Feb. 3, 2005, 2:20 a.m.

Mac vs. PC for Stability

Two of the several computers I own is the original PowerMac G5 1.8GHz, as well as an AMD 64 3200 home built PC. Both these machines uses two 7200 rpm SATA IDE hard disk drives. I am busy doing an FTP from the Windows machine connected to the G5, retrieving a 22GiB file.

Both CPU's are running at approximately 80%, and the network utilization is a constant 18MBps. The interesting thing is that after 3 minutes of copying the PC started making 1 second interval beeps on the internal speaker. This is the thermal warning function built in to the Gigabyte motherboard when the temperature exceeds 70C. The statement I want to make is that the G5's fans are all idling slowly, the system is completely cool and way within spec. I cannot really see any thermal difference to the normal state. Luke warm air is being expelled from the rear fans. However, the AMD is overheating. The hard disk drives are so hot you can boil eggs on them.
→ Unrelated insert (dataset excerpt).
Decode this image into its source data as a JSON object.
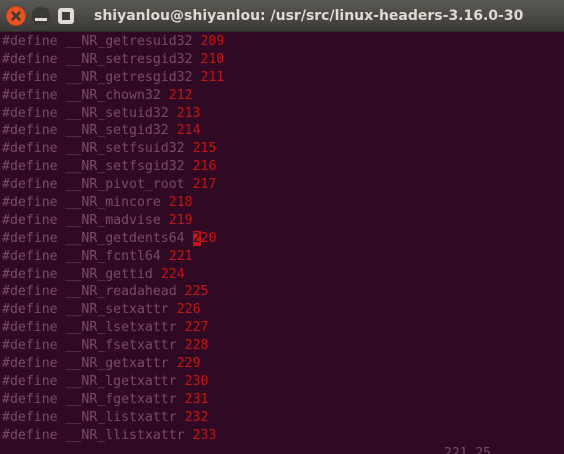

The reason? The G5 was designed with thermal considerations in mind from the very beginning. The PC however, received no such attention. You may argue that the G5 costs 5 times as much, but then again PC manufacturers had more than 20 years to get the thermal design of a simple mini tower correct. How difficult can it be to design a case that has good thermal properties? The basic principle is simple - you need to suck in fresh, cool air, let it pass over all hot components internally, and gently blow out the hot air on the other side of the case. This is exactly the same principle used in cooling towers of power plants.
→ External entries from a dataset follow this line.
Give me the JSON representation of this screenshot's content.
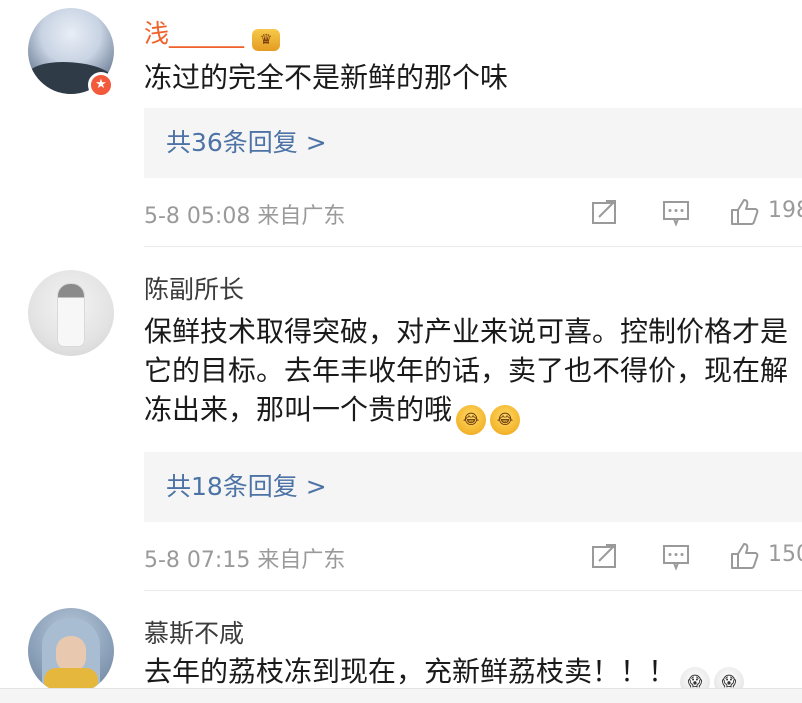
{
  "comments": [
    {
      "author": "浅______",
      "text": "冻过的完全不是新鲜的那个味",
      "emoji": [],
      "replies": "共36条回复 >",
      "meta": "5-8 05:08 来自广东",
      "likes": "198"
    },
    {
      "author": "陈副所长",
      "text": "保鲜技术取得突破，对产业来说可喜。控制价格才是它的目标。去年丰收年的话，卖了也不得价，现在解冻出来，那叫一个贵的哦",
      "emoji": [
        "laugh-cry-emoji",
        "laugh-cry-emoji"
      ],
      "replies": "共18条回复 >",
      "meta": "5-8 07:15 来自广东",
      "likes": "150"
    },
    {
      "author": "慕斯不咸",
      "text": "去年的荔枝冻到现在，充新鲜荔枝卖！！！",
      "emoji": [
        "shocked-emoji",
        "shocked-emoji"
      ]
    }
  ],
  "colors": {
    "link": "#4d73a6",
    "meta": "#9a9a9a",
    "vip_name": "#f0612c",
    "reply_bg": "#f5f5f5"
  },
  "icons": [
    "repost-icon",
    "comment-icon",
    "like-icon",
    "crown-icon",
    "vip-badge-icon"
  ]
}
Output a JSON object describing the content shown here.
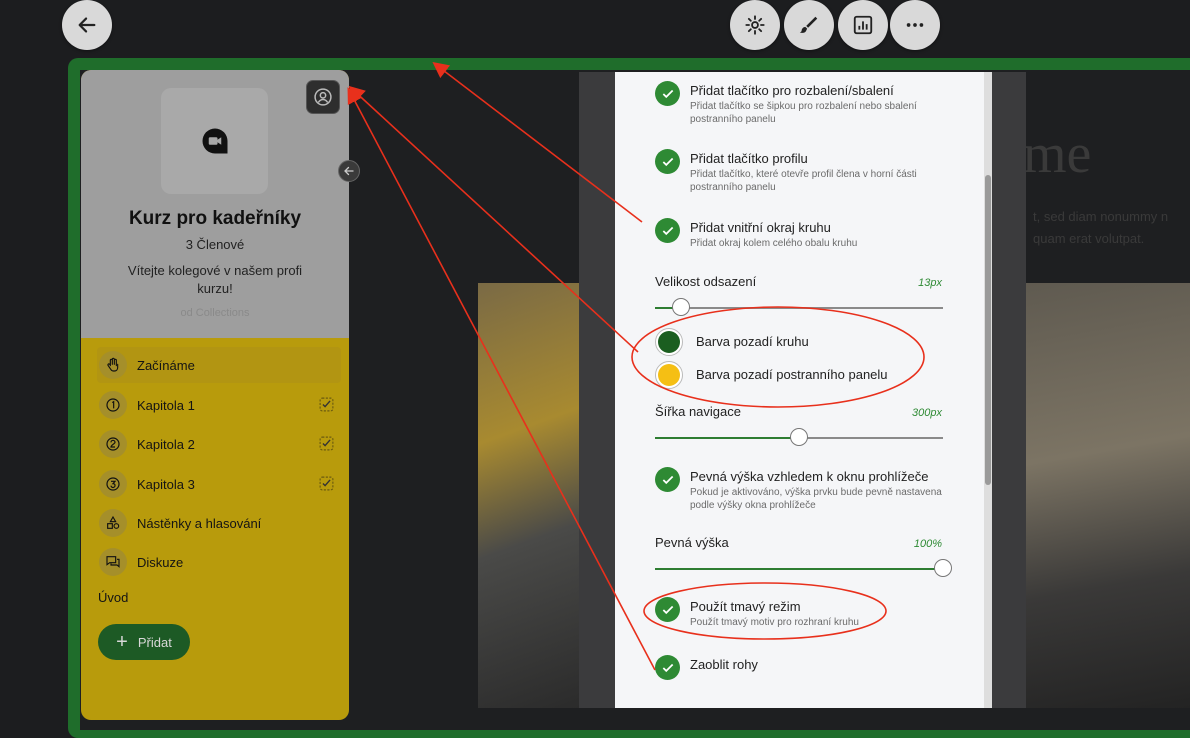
{
  "toolbar": {
    "back_icon": "arrow-left-icon",
    "buttons": [
      "gear-icon",
      "brush-icon",
      "chart-icon",
      "more-horizontal-icon"
    ]
  },
  "sidebar": {
    "course_title": "Kurz pro kadeřníky",
    "members": "3 Členové",
    "welcome": "Vítejte kolegové v našem profi kurzu!",
    "powered_by": "od Collections",
    "menu": [
      {
        "label": "Začínáme",
        "icon": "hand-icon",
        "active": true,
        "checked": false
      },
      {
        "label": "Kapitola 1",
        "icon": "number-1-icon",
        "active": false,
        "checked": true
      },
      {
        "label": "Kapitola 2",
        "icon": "number-2-icon",
        "active": false,
        "checked": true
      },
      {
        "label": "Kapitola 3",
        "icon": "number-3-icon",
        "active": false,
        "checked": true
      },
      {
        "label": "Nástěnky a hlasování",
        "icon": "shapes-icon",
        "active": false,
        "checked": false
      },
      {
        "label": "Diskuze",
        "icon": "chat-icon",
        "active": false,
        "checked": false
      }
    ],
    "section": "Úvod",
    "add_label": "Přidat"
  },
  "background": {
    "heading": "me",
    "text_line1": "t, sed diam nonummy n",
    "text_line2": "quam erat volutpat."
  },
  "settings": {
    "opt_collapse_title": "Přidat tlačítko pro rozbalení/sbalení",
    "opt_collapse_desc": "Přidat tlačítko se šipkou pro rozbalení nebo sbalení postranního panelu",
    "opt_profile_title": "Přidat tlačítko profilu",
    "opt_profile_desc": "Přidat tlačítko, které otevře profil člena v horní části postranního panelu",
    "opt_border_title": "Přidat vnitřní okraj kruhu",
    "opt_border_desc": "Přidat okraj kolem celého obalu kruhu",
    "padding_label": "Velikost odsazení",
    "padding_value": "13px",
    "padding_level": 0.09,
    "circle_bg_label": "Barva pozadí kruhu",
    "circle_bg_color": "#1b5e20",
    "sidebar_bg_label": "Barva pozadí postranního panelu",
    "sidebar_bg_color": "#f5bf14",
    "nav_width_label": "Šířka navigace",
    "nav_width_value": "300px",
    "nav_width_level": 0.5,
    "opt_fixed_title": "Pevná výška vzhledem k oknu prohlížeče",
    "opt_fixed_desc": "Pokud je aktivováno, výška prvku bude pevně nastavena podle výšky okna prohlížeče",
    "fixed_height_label": "Pevná výška",
    "fixed_height_value": "100%",
    "fixed_height_level": 1.0,
    "opt_dark_title": "Použít tmavý režim",
    "opt_dark_desc": "Použít tmavý motiv pro rozhraní kruhu",
    "opt_round_title": "Zaoblit rohy"
  },
  "colors": {
    "accent_green": "#2e8a34",
    "annotation_red": "#e8301c",
    "frame_green": "#1f6d2b"
  }
}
It will cost about R100 more to build a standard PC case that is thermally well designed. Is that too much to ask? I know you can buy a Dell and away goes the problem, but how many people uses Dell's for their desktops?

I will never buy a component PC again. Next time will be either another Mac, or a Dell.
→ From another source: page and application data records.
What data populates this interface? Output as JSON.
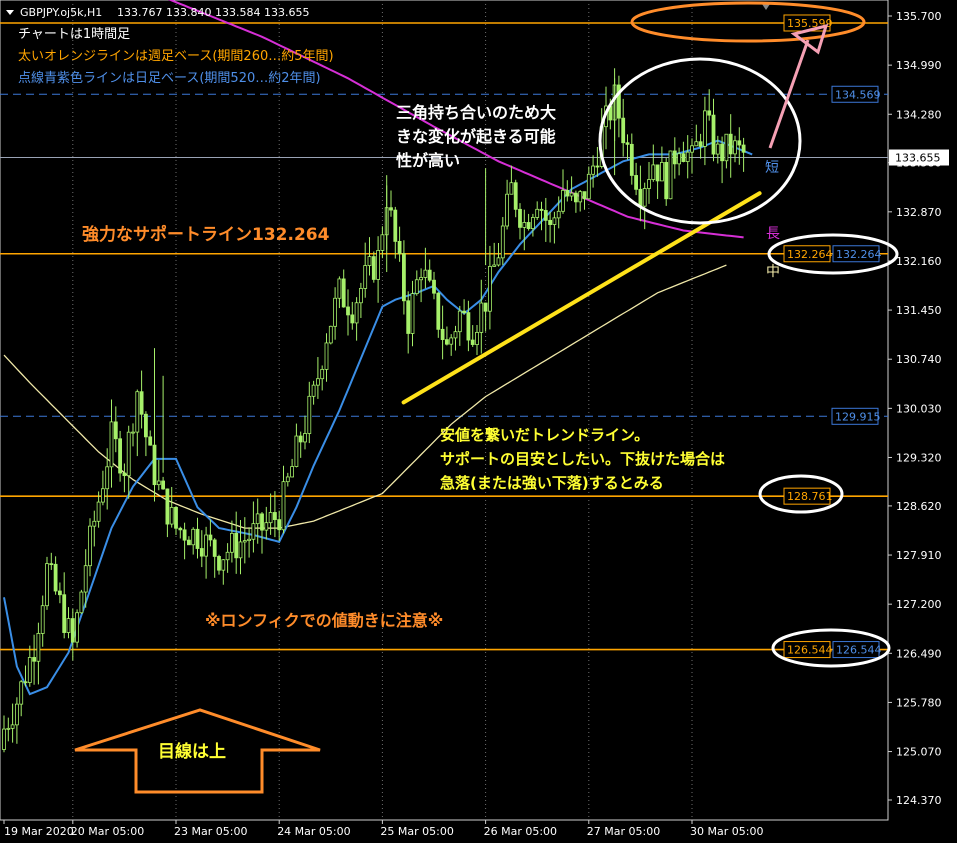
{
  "header": {
    "symbol": "GBPJPY.oj5k,H1",
    "ohlc": "133.767 133.840 133.584 133.655",
    "line1": "チャートは1時間足",
    "line2": "太いオレンジラインは週足ベース(期間260…約5年間)",
    "line3": "点線青紫色ラインは日足ベース(期間520…約2年間)"
  },
  "annotations": {
    "support": "強力なサポートライン132.264",
    "triangle": [
      "三角持ち合いのため大",
      "きな変化が起きる可能",
      "性が高い"
    ],
    "trend": [
      "安値を繋いだトレンドライン。",
      "サポートの目安としたい。下抜けた場合は",
      "急落(または強い下落)するとみる"
    ],
    "lonfix": "※ロンフィクでの値動きに注意※",
    "arrow": "目線は上",
    "ma_short": "短",
    "ma_long": "長",
    "ma_mid": "中"
  },
  "colors": {
    "background": "#000000",
    "orange": "#FFA500",
    "annotation_orange": "#FF8C2A",
    "dashed_blue": "#3C78D8",
    "candle": "#A6F06A",
    "ma_short": "#3A8EE6",
    "ma_mid": "#F0E8A8",
    "ma_long": "#D62FD6",
    "trendline": "#FFE21A",
    "text_yellow": "#FFFF33",
    "pink_arrow": "#F5A0B4",
    "circle_white": "#FFFFFF",
    "axis_text": "#FFFFFF",
    "current_price_bg": "#FFFFFF"
  },
  "chart_data": {
    "type": "candlestick",
    "timeframe": "H1",
    "y_axis": {
      "min": 124.0,
      "max": 135.8,
      "ticks": [
        124.37,
        125.07,
        125.78,
        126.49,
        127.2,
        127.91,
        128.62,
        129.32,
        130.03,
        130.74,
        131.45,
        132.16,
        132.87,
        133.58,
        134.28,
        134.99,
        135.7
      ],
      "tick_labels": [
        "124.370",
        "125.070",
        "125.780",
        "126.490",
        "127.200",
        "127.910",
        "128.620",
        "129.320",
        "130.030",
        "130.740",
        "131.450",
        "132.160",
        "132.870",
        "133.580",
        "134.280",
        "134.990",
        "135.700"
      ]
    },
    "x_axis": {
      "labels": [
        "19 Mar 2020",
        "20 Mar 05:00",
        "23 Mar 05:00",
        "24 Mar 05:00",
        "25 Mar 05:00",
        "26 Mar 05:00",
        "27 Mar 05:00",
        "30 Mar 05:00"
      ],
      "label_index": [
        0,
        16,
        40,
        64,
        88,
        112,
        136,
        160
      ]
    },
    "bar_count": 190,
    "current_price": 133.655,
    "current_price_label": "133.655",
    "horizontal_lines": [
      {
        "value": 135.599,
        "label": "135.599",
        "style": "solid",
        "color": "orange"
      },
      {
        "value": 134.569,
        "label": "134.569",
        "style": "dashed",
        "color": "blue"
      },
      {
        "value": 132.264,
        "label": "132.264",
        "style": "solid",
        "color": "orange"
      },
      {
        "value": 129.915,
        "label": "129.915",
        "style": "dashed",
        "color": "blue"
      },
      {
        "value": 128.761,
        "label": "128.761",
        "style": "solid",
        "color": "orange"
      },
      {
        "value": 126.544,
        "label": "126.544",
        "style": "solid",
        "color": "orange"
      }
    ],
    "price_tags": [
      {
        "value": 135.599,
        "text": "135.599",
        "kind": "orange"
      },
      {
        "value": 134.569,
        "text": "134.569",
        "kind": "blue"
      },
      {
        "value": 132.264,
        "text": "132.264",
        "kind": "orange"
      },
      {
        "value": 132.264,
        "text": "132.264",
        "kind": "blue-axis"
      },
      {
        "value": 129.915,
        "text": "129.915",
        "kind": "blue"
      },
      {
        "value": 128.761,
        "text": "128.761",
        "kind": "orange"
      },
      {
        "value": 126.544,
        "text": "126.544",
        "kind": "orange"
      },
      {
        "value": 126.544,
        "text": "126.544",
        "kind": "blue-axis"
      }
    ],
    "closes_anchor": [
      [
        0,
        125.4
      ],
      [
        3,
        125.8
      ],
      [
        7,
        126.6
      ],
      [
        10,
        127.7
      ],
      [
        13,
        127.2
      ],
      [
        16,
        126.6
      ],
      [
        19,
        127.8
      ],
      [
        22,
        128.7
      ],
      [
        25,
        129.6
      ],
      [
        28,
        129.2
      ],
      [
        31,
        130.3
      ],
      [
        34,
        129.3
      ],
      [
        37,
        128.7
      ],
      [
        40,
        128.3
      ],
      [
        45,
        128.2
      ],
      [
        50,
        127.9
      ],
      [
        55,
        128.1
      ],
      [
        60,
        128.3
      ],
      [
        64,
        128.5
      ],
      [
        68,
        129.4
      ],
      [
        72,
        130.2
      ],
      [
        75,
        131.1
      ],
      [
        78,
        131.7
      ],
      [
        81,
        131.5
      ],
      [
        84,
        131.9
      ],
      [
        87,
        132.2
      ],
      [
        89,
        133.1
      ],
      [
        91,
        132.4
      ],
      [
        94,
        131.3
      ],
      [
        97,
        132.1
      ],
      [
        100,
        131.5
      ],
      [
        103,
        130.9
      ],
      [
        106,
        131.4
      ],
      [
        109,
        131.2
      ],
      [
        112,
        131.6
      ],
      [
        115,
        132.3
      ],
      [
        118,
        133.2
      ],
      [
        121,
        132.7
      ],
      [
        124,
        133.1
      ],
      [
        127,
        132.6
      ],
      [
        130,
        133.2
      ],
      [
        133,
        132.9
      ],
      [
        136,
        133.3
      ],
      [
        139,
        134.0
      ],
      [
        142,
        134.5
      ],
      [
        145,
        133.8
      ],
      [
        148,
        133.2
      ],
      [
        151,
        133.6
      ],
      [
        154,
        133.3
      ],
      [
        157,
        133.9
      ],
      [
        160,
        133.6
      ],
      [
        163,
        134.2
      ],
      [
        166,
        133.7
      ],
      [
        169,
        133.8
      ],
      [
        172,
        133.7
      ]
    ],
    "ma_short": [
      [
        0,
        127.3
      ],
      [
        3,
        126.3
      ],
      [
        6,
        125.9
      ],
      [
        10,
        126.0
      ],
      [
        15,
        126.5
      ],
      [
        20,
        127.4
      ],
      [
        25,
        128.3
      ],
      [
        30,
        128.9
      ],
      [
        35,
        129.3
      ],
      [
        40,
        129.3
      ],
      [
        45,
        128.6
      ],
      [
        50,
        128.3
      ],
      [
        58,
        128.2
      ],
      [
        64,
        128.1
      ],
      [
        68,
        128.6
      ],
      [
        72,
        129.2
      ],
      [
        78,
        130.0
      ],
      [
        84,
        130.9
      ],
      [
        88,
        131.5
      ],
      [
        91,
        131.6
      ],
      [
        96,
        131.7
      ],
      [
        100,
        131.8
      ],
      [
        103,
        131.6
      ],
      [
        107,
        131.4
      ],
      [
        111,
        131.6
      ],
      [
        115,
        132.0
      ],
      [
        120,
        132.4
      ],
      [
        126,
        132.8
      ],
      [
        132,
        133.2
      ],
      [
        138,
        133.4
      ],
      [
        144,
        133.6
      ],
      [
        150,
        133.7
      ],
      [
        156,
        133.7
      ],
      [
        162,
        133.8
      ],
      [
        166,
        133.9
      ],
      [
        170,
        133.8
      ],
      [
        174,
        133.7
      ]
    ],
    "ma_mid": [
      [
        0,
        130.8
      ],
      [
        6,
        130.4
      ],
      [
        14,
        129.9
      ],
      [
        22,
        129.4
      ],
      [
        30,
        129.0
      ],
      [
        38,
        128.7
      ],
      [
        46,
        128.5
      ],
      [
        56,
        128.3
      ],
      [
        64,
        128.3
      ],
      [
        72,
        128.4
      ],
      [
        80,
        128.6
      ],
      [
        88,
        128.8
      ],
      [
        96,
        129.3
      ],
      [
        104,
        129.8
      ],
      [
        112,
        130.2
      ],
      [
        120,
        130.5
      ],
      [
        128,
        130.8
      ],
      [
        136,
        131.1
      ],
      [
        144,
        131.4
      ],
      [
        152,
        131.7
      ],
      [
        160,
        131.9
      ],
      [
        168,
        132.1
      ]
    ],
    "ma_long": [
      [
        36,
        136.0
      ],
      [
        60,
        135.4
      ],
      [
        80,
        134.8
      ],
      [
        100,
        134.1
      ],
      [
        115,
        133.6
      ],
      [
        130,
        133.2
      ],
      [
        145,
        132.8
      ],
      [
        158,
        132.6
      ],
      [
        172,
        132.5
      ]
    ],
    "trendline": {
      "from": [
        92,
        129.9
      ],
      "to": [
        172,
        133.5
      ]
    }
  }
}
[Update] 1 minute after I wrote this article - the AMD has just died. One long continuous beep and then the system shut down. A quick look in the BIOS confirmed my postulations - the CPU is at 96C.